Materials provided »
------------------------------------------------------------------------
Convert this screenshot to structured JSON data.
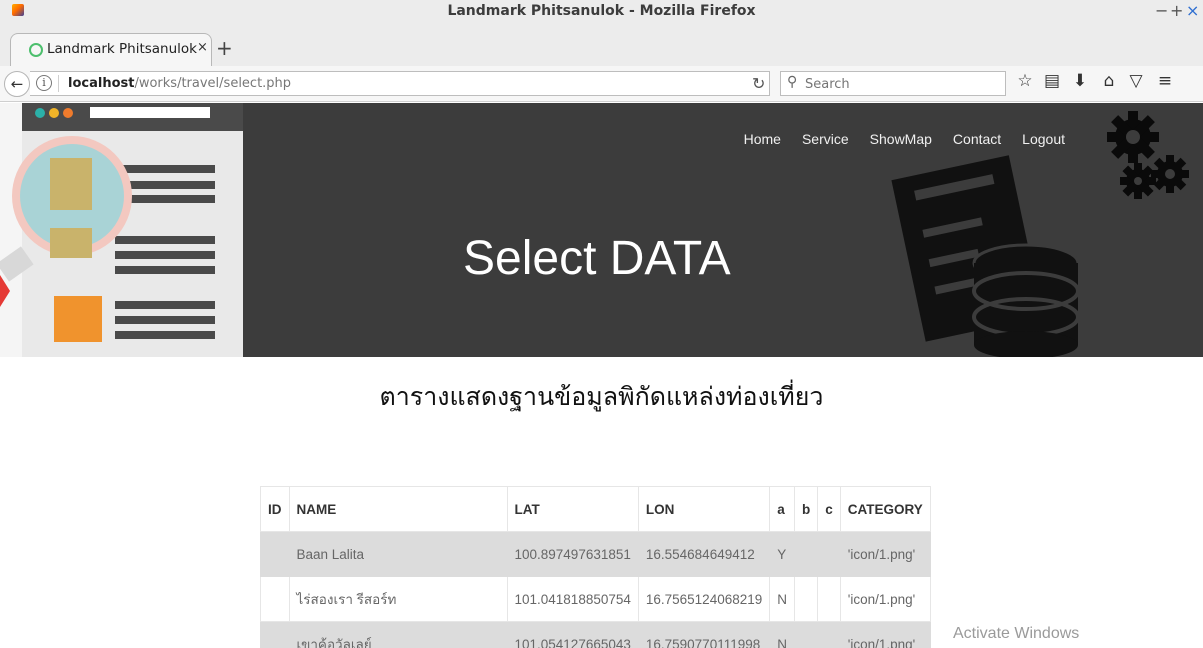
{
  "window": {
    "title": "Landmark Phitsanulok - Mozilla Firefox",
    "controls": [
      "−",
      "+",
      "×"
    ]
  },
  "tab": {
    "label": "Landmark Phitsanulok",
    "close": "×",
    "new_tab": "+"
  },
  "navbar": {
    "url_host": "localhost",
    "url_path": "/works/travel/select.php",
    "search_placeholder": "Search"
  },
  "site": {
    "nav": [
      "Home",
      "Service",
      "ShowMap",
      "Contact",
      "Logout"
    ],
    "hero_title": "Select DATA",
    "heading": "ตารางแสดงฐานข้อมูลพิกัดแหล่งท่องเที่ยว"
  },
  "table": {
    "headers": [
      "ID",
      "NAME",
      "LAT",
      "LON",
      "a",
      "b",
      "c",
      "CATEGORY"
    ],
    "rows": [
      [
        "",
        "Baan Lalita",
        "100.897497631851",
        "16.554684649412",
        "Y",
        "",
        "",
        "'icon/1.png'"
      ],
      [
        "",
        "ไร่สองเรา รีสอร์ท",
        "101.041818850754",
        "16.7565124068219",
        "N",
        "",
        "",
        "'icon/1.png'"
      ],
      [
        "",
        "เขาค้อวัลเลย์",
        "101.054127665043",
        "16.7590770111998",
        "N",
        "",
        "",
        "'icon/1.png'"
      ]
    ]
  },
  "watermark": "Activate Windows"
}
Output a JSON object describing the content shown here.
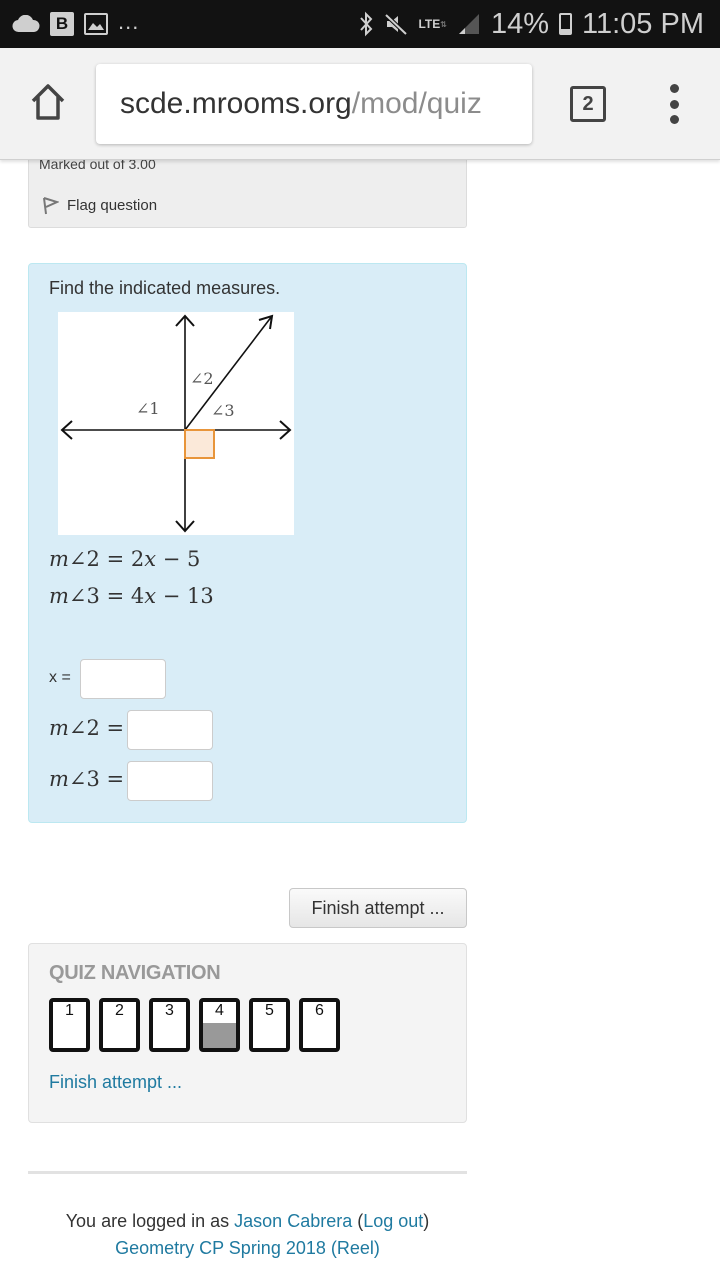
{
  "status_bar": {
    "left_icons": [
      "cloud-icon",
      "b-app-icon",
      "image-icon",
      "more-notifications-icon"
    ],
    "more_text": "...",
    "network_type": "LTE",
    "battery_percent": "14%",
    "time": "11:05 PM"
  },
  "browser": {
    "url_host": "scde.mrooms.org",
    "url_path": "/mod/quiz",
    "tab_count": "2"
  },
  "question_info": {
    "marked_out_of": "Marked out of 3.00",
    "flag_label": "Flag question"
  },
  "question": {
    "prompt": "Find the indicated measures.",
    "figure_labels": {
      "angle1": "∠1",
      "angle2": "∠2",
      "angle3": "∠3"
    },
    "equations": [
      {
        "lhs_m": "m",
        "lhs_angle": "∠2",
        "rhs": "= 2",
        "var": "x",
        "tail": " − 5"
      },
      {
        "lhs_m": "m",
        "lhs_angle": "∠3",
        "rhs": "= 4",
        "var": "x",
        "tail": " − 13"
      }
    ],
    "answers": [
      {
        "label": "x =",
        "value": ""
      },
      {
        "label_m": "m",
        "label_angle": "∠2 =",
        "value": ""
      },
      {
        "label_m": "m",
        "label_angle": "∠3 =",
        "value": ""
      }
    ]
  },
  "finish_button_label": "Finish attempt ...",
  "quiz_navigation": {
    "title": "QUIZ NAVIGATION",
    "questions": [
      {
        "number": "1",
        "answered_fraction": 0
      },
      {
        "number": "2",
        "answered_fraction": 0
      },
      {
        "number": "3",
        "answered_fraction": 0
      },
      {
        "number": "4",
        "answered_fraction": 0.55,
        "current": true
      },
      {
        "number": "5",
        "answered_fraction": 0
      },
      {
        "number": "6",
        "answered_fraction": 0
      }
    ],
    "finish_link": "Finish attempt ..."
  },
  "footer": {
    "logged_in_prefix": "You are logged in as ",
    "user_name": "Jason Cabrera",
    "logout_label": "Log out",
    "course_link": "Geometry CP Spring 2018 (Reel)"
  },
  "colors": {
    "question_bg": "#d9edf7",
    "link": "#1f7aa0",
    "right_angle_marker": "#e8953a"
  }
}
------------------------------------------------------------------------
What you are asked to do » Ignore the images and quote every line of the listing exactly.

Answer space »
Convert this screenshot to structured JSON data.
{
  "window": {
    "title": "Landmark Phitsanulok - Mozilla Firefox",
    "controls": [
      "−",
      "+",
      "×"
    ]
  },
  "tab": {
    "label": "Landmark Phitsanulok",
    "close": "×",
    "new_tab": "+"
  },
  "navbar": {
    "url_host": "localhost",
    "url_path": "/works/travel/select.php",
    "search_placeholder": "Search"
  },
  "site": {
    "nav": [
      "Home",
      "Service",
      "ShowMap",
      "Contact",
      "Logout"
    ],
    "hero_title": "Select DATA",
    "heading": "ตารางแสดงฐานข้อมูลพิกัดแหล่งท่องเที่ยว"
  },
  "table": {
    "headers": [
      "ID",
      "NAME",
      "LAT",
      "LON",
      "a",
      "b",
      "c",
      "CATEGORY"
    ],
    "rows": [
      [
        "",
        "Baan Lalita",
        "100.897497631851",
        "16.554684649412",
        "Y",
        "",
        "",
        "'icon/1.png'"
      ],
      [
        "",
        "ไร่สองเรา รีสอร์ท",
        "101.041818850754",
        "16.7565124068219",
        "N",
        "",
        "",
        "'icon/1.png'"
      ],
      [
        "",
        "เขาค้อวัลเลย์",
        "101.054127665043",
        "16.7590770111998",
        "N",
        "",
        "",
        "'icon/1.png'"
      ]
    ]
  },
  "watermark": "Activate Windows"
}
Output a JSON object describing the content shown here.
{
  "status_bar": {
    "left_icons": [
      "cloud-icon",
      "b-app-icon",
      "image-icon",
      "more-notifications-icon"
    ],
    "more_text": "...",
    "network_type": "LTE",
    "battery_percent": "14%",
    "time": "11:05 PM"
  },
  "browser": {
    "url_host": "scde.mrooms.org",
    "url_path": "/mod/quiz",
    "tab_count": "2"
  },
  "question_info": {
    "marked_out_of": "Marked out of 3.00",
    "flag_label": "Flag question"
  },
  "question": {
    "prompt": "Find the indicated measures.",
    "figure_labels": {
      "angle1": "∠1",
      "angle2": "∠2",
      "angle3": "∠3"
    },
    "equations": [
      {
        "lhs_m": "m",
        "lhs_angle": "∠2",
        "rhs": "= 2",
        "var": "x",
        "tail": " − 5"
      },
      {
        "lhs_m": "m",
        "lhs_angle": "∠3",
        "rhs": "= 4",
        "var": "x",
        "tail": " − 13"
      }
    ],
    "answers": [
      {
        "label": "x =",
        "value": ""
      },
      {
        "label_m": "m",
        "label_angle": "∠2 =",
        "value": ""
      },
      {
        "label_m": "m",
        "label_angle": "∠3 =",
        "value": ""
      }
    ]
  },
  "finish_button_label": "Finish attempt ...",
  "quiz_navigation": {
    "title": "QUIZ NAVIGATION",
    "questions": [
      {
        "number": "1",
        "answered_fraction": 0
      },
      {
        "number": "2",
        "answered_fraction": 0
      },
      {
        "number": "3",
        "answered_fraction": 0
      },
      {
        "number": "4",
        "answered_fraction": 0.55,
        "current": true
      },
      {
        "number": "5",
        "answered_fraction": 0
      },
      {
        "number": "6",
        "answered_fraction": 0
      }
    ],
    "finish_link": "Finish attempt ..."
  },
  "footer": {
    "logged_in_prefix": "You are logged in as ",
    "user_name": "Jason Cabrera",
    "logout_label": "Log out",
    "course_link": "Geometry CP Spring 2018 (Reel)"
  },
  "colors": {
    "question_bg": "#d9edf7",
    "link": "#1f7aa0",
    "right_angle_marker": "#e8953a"
  }
}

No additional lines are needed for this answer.